Pulling the plug on PARCC was expected to be a foregone conclusion — and something that would get done in short order.
After all, Gov. Phil Murphy promised repeatedly in his campaign that once elected PARCC would be history. His education commissioner moved on that promise, announcing that the PARCC name would be jettisoned. And use of the contentious test would be significantly reduced, starting this year.
Then came yesterday, and suddenly it’s “Maybe not so fast.”
Expected to essentially give the nod to getting rid of PARCC, the state Board of Education yesterday took the unusual step of holding off the vote that would have limited the online test in high school and lessened reliance on it as a graduation exit exam.
Board president Arcelio Aponte joined Education Commissioner Lamont Repollet in announcing at the opening of the monthly meeting that the issue needed more discussion, and the board would postpone the vote until next month.
Not enough votes to carry the day?
And while few would say so outright, it was clear that the proposal didn’t have the votes or it would be very close, something the Murphy administration surely wouldn’t want to risk.
“There was still a lot of questions from the board members, and a lot of information the department still needed to provide us,” Aponte said afterward in an interview. “I can’t say where the vote was going to land.”
Still, Aponte said there wasn’t going to be a long delay, and he hoped the board would vote next month and give districts enough time to adjust their plans for this school year — if the motion carries.
“I will say the discussions are beneficial to the board and the department,” he said. “I don’t know where we are going to land at the next board meeting … At some point, we are going to have to take a vote, and either way, the districts will have our decision and we’ll move on.”
A heritage of unhappiness
The issue has been one of the most bitterly contested to come before the board in years, dating back to PARCC’s implementation under former Gov. Chris Christie.
Just as there was significant pushback about implementing the new online tests and raising the stakes for students and teachers, there has been equally vociferous debate as Murphy has sought to scale PARCC back.
Specifically, the administration wants to eliminate two of the three years of testing in high school — including for geometry and Algebra 2 — and provide more paths for students to graduate without passing the tests. There would be the same number of elementary and middle school tests, although they would be shorter and provide less data on students.
Separately, the administration also virtually eliminated the use of the testing as a measure for teacher evaluations for this year.
The tension was evident yesterday by the size of the crowd at the department’s headquarters, and the appearance of a few State House celebrities not often seen at the meetings, including Murphy’s education advisor Cary Booker and state Sen. Teresa Ruiz (D-Essex), the powerful chair of the Senate education committee.
In fact, it was Ruiz’s first time speaking at a state board meeting in her 12 years in office, she said, and it proved a momentous one. She has been critical of the proposed changes, saying PARCC testing was an important gauge of student and teacher performance. She sponsored the teacher tenure reforms that included the testing as a measure.

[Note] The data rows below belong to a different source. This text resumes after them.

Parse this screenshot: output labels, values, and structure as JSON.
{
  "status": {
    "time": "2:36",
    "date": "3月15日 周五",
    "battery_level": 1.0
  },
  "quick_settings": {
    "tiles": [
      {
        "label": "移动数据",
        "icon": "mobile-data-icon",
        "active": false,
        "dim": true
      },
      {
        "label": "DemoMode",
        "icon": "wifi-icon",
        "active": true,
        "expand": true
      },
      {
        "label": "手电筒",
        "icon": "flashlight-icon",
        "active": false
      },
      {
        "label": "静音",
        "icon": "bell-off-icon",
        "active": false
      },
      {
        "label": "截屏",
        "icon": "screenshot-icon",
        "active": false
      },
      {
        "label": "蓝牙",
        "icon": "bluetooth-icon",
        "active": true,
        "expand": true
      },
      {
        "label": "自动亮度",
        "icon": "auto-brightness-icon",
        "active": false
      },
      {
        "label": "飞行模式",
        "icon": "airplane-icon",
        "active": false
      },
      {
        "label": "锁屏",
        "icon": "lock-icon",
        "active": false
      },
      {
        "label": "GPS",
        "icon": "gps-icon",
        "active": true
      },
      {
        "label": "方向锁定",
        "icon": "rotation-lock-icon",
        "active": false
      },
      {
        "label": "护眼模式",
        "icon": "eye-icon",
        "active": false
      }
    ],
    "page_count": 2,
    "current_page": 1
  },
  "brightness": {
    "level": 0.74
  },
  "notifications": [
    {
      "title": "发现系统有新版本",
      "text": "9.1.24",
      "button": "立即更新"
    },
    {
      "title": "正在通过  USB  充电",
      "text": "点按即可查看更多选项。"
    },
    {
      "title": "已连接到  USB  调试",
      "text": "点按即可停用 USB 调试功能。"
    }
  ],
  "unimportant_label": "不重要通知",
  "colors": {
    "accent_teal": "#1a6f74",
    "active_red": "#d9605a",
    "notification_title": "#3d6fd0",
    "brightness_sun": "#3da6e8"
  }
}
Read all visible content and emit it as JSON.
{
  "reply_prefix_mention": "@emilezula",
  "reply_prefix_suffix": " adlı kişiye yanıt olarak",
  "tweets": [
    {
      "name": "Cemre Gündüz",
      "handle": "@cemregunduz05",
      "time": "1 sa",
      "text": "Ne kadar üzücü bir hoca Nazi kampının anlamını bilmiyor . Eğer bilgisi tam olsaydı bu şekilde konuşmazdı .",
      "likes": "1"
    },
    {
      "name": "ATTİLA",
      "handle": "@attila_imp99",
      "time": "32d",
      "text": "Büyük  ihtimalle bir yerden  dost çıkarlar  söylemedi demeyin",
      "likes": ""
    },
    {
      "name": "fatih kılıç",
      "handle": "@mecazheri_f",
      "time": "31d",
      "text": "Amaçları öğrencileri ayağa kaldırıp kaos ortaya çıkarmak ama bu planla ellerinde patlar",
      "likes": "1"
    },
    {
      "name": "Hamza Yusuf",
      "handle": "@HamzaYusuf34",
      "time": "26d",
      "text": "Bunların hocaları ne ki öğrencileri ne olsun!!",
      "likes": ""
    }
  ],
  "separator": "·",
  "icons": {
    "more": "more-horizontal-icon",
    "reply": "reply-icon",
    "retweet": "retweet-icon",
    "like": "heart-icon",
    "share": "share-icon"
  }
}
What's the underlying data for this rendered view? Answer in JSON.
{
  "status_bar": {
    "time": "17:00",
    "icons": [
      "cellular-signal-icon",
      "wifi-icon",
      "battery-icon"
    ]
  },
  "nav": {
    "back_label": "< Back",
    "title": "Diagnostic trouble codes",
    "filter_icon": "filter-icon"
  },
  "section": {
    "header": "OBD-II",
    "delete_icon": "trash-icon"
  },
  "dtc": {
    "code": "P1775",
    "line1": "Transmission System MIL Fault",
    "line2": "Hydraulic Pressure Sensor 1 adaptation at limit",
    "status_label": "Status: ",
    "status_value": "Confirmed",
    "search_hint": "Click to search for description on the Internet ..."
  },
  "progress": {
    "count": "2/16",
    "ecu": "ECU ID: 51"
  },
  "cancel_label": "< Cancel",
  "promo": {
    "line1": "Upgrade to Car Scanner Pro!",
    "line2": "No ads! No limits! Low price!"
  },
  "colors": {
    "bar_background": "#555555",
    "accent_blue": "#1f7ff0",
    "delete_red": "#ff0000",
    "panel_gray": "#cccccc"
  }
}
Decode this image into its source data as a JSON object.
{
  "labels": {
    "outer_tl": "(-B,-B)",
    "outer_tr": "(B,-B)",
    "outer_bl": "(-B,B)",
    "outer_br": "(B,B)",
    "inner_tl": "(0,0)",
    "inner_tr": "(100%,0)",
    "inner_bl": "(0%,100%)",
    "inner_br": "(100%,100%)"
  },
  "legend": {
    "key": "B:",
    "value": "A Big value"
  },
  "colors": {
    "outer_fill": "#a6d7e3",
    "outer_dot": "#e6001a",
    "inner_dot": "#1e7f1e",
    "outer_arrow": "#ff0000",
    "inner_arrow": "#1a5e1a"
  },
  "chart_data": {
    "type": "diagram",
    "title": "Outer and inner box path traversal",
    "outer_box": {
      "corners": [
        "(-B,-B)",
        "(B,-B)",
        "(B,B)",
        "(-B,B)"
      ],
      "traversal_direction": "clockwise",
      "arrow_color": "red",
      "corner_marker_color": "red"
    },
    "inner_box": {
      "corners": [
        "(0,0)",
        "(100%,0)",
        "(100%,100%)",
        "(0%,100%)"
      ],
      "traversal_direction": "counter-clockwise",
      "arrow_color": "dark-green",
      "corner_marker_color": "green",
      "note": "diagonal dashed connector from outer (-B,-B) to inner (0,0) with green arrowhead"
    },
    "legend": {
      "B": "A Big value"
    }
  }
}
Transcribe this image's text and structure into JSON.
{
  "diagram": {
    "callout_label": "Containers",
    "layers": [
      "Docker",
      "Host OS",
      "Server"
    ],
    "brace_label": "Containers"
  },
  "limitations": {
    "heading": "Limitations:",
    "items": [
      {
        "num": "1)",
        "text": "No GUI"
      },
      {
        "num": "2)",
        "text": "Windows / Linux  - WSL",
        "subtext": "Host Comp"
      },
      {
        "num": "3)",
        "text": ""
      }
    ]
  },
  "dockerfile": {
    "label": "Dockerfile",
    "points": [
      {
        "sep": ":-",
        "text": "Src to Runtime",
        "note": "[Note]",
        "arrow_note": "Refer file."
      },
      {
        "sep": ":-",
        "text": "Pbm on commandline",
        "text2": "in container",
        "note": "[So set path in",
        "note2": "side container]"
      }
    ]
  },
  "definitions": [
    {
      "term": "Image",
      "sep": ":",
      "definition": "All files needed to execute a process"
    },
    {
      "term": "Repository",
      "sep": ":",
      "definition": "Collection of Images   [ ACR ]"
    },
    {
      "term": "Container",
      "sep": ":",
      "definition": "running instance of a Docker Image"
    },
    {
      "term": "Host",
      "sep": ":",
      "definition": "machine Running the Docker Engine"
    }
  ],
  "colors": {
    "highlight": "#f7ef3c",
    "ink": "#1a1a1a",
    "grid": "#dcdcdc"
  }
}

Yesterday, she greeted the announcement of a delayed vote with an “amen,” as she stood to speak to the board and air her concerns. Afterward, she said further deliberation was welcomed, and her committee would be holding a hearing next Monday to hear directly from Repollet and the administration.
“I think this gives us an opportunity to come up with the best plan,” Ruiz said in an interview. “I’m in favor of change all the time. We should be changing the mark. But it should be moving it up, and not staying in one place or even lowering the bar.”
“These policies that were being made were based on the high-performing high school student, and not the students that I necessarily represent,” she said. “By taking those testing components out, we are losing the windows of opportunity to have a deep view of where the child is learning.”
NJEA disappointed with delay
But there were equally clear expressions of regret with the delay, including from top officers of the New Jersey Education Association, the teachers union that has been PARCC’s chief critic since its inception.
“I am disappointed they didn’t vote on it, but I am still hopeful they will get (the changes) done,” said Marie Blistan, the NJEA president, in an interview. “It’s the right thing to do, it’s based on facts and evidence … It will give us time to look at other things than just standardized test scores, which really just test on two things.”
Sean Spiller, the NJEA’s vice president, said he appreciated the further discussion, but not for too long. “I hope there is still time to make this happen, but it is a concern that it could be too late (for this year),” he said.
Commissioner Repollet was the last to speak.
Sounding defensive about his proposal, he said his plan was only to reduce the testing by four exams over the course of a student’s career, and it still pursues keeping the bar high for students going forward.
“I want to be clear to the board and to the public that we are not changing standards, we are not changing high-quality assessment,” he said. “We are not even changing graduation requirements.”
“We are talking about a progressive, innovative, educational system, where we think about what is going on in the building and the classroom, and we build from there,” he said.